The analysts said that the averprice of DDR R-DIMMs fell between seven bu ine price but compared to DDR4, that’s nothing. Prices of this modules have fallen by close to 20 percent.
DDR4 will be the predominant memory product for servers by the fourth quarter of this year.
Trendforce thinks that demand will be stimulated later on this year because Intel is promoting new server processors later this year.
Many anticipated that data centres would revive the marketplace for servers but it appears that uncertainty about the global economic situation will slow down growth for the rest of this year.
The push by IBM to be the predominant company in the cloud space has taken yet another turn.

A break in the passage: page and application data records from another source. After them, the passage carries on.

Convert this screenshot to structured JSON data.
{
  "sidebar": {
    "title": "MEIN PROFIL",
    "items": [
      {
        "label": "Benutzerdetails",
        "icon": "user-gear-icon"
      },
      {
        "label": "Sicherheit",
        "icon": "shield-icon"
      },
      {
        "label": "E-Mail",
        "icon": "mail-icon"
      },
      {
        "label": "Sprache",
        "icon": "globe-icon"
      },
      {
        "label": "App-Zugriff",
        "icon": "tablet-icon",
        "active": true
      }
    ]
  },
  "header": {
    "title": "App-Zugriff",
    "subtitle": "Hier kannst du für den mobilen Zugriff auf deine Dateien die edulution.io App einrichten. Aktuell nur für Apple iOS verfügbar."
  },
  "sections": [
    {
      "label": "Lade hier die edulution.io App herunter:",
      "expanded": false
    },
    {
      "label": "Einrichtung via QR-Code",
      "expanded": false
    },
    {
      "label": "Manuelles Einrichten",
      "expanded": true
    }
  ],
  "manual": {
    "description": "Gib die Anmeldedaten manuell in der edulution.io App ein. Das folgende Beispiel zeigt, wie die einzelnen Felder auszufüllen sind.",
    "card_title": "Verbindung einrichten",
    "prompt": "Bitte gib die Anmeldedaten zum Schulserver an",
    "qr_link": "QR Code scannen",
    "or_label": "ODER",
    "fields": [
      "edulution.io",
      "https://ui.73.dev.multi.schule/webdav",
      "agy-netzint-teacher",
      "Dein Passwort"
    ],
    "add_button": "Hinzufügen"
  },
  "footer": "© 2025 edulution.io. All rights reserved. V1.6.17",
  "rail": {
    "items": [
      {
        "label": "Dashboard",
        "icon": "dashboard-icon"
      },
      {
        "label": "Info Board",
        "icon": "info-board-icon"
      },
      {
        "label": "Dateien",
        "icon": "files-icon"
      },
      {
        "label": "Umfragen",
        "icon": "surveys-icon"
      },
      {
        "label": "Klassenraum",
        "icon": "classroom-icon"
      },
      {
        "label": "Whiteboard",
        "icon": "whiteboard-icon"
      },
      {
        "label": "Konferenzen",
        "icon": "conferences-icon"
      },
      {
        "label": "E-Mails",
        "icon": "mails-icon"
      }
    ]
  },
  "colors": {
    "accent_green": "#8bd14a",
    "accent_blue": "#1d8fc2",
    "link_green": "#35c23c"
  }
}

It said today it has opened its first cloud data centre in Italy, based near Milan.
IBM said the cloud centre uses a SoftLayer infrastructure and is aimed at providing Italian businesses to store data and run workloads.
The cloud computing market saw a 31 percent growth in 2014 and is worth over $1.33 billion, Big Blue said, quoting figures from the Polytechnic University of Milan.
IBM now has cloud data centres in London, Paris, Frankfurt and Amsterdam. The company claims that connections to SoftLayer services within Europe are now less than 30 milliseconds which is fast enough for real time bidding, and big data and analytic applications.
The cloud centre has room for up to 11,000 servers, a power rating of 2.8 megawatts and enough room for a mass of storage.
IBM Cloud centres now number over 40 worldwide.
Tablets and smartphones are now so important to employees and outside individuals and coupled with the proliferation of cloud based applications, businesses ignore mobility at their peril.
That’s the conclusion of an IDC survey, which said that while Western European companies have acknowledged the importance of mobility, businesses in Central and Eastern Europe are lagging behind.
And the interest of mobility are prompting business units and IT departments to cooperate closely with the IDC survey showing that mobile strategies come about because these units collaborate together to make these things work.
IDC believes that there are several pillars to what it describes as the “third platform”. The other pillars in the temple are big data analytics, social media and cloud.
The survey said that many companies will succeed or fail depending on how effective their mobility strategies are.
Figures for the first quarter of this year show that factory revenue from enterprise storage systems worldwide rose by 6.8 percent, quarter on quarter, year on year, to stand at $8.8 billion.
IDC said that total capacity shipments rose 41.1 percent year on year to stand at 28.3 exabytes. An exabyte is one quintillion bytes, or one billion gigabytes (GB).
IDC said that spending on “traditional” external arrays fell during the quarter but demand for server based storage and hyperscale infrastructure rose strongly.
EMC help the pole position in the storage rat pack, collecting 17.4 percent of all spending in the quarter. HP was second with a 14.6 percent share, while Dell had 10.2 percent share.
But original design manufacturers (ODMs), such as Taiwanese firms like Quanta selling directly to data centre customers was 12.6 percent during the quarter.
As far as external disk storage systems are concerned, EMC was the clear leader (27.3%), followed by Netapp (13.6%), and HP and Hitachi holding 9.1 percent and nine percent share of worldwide revenues.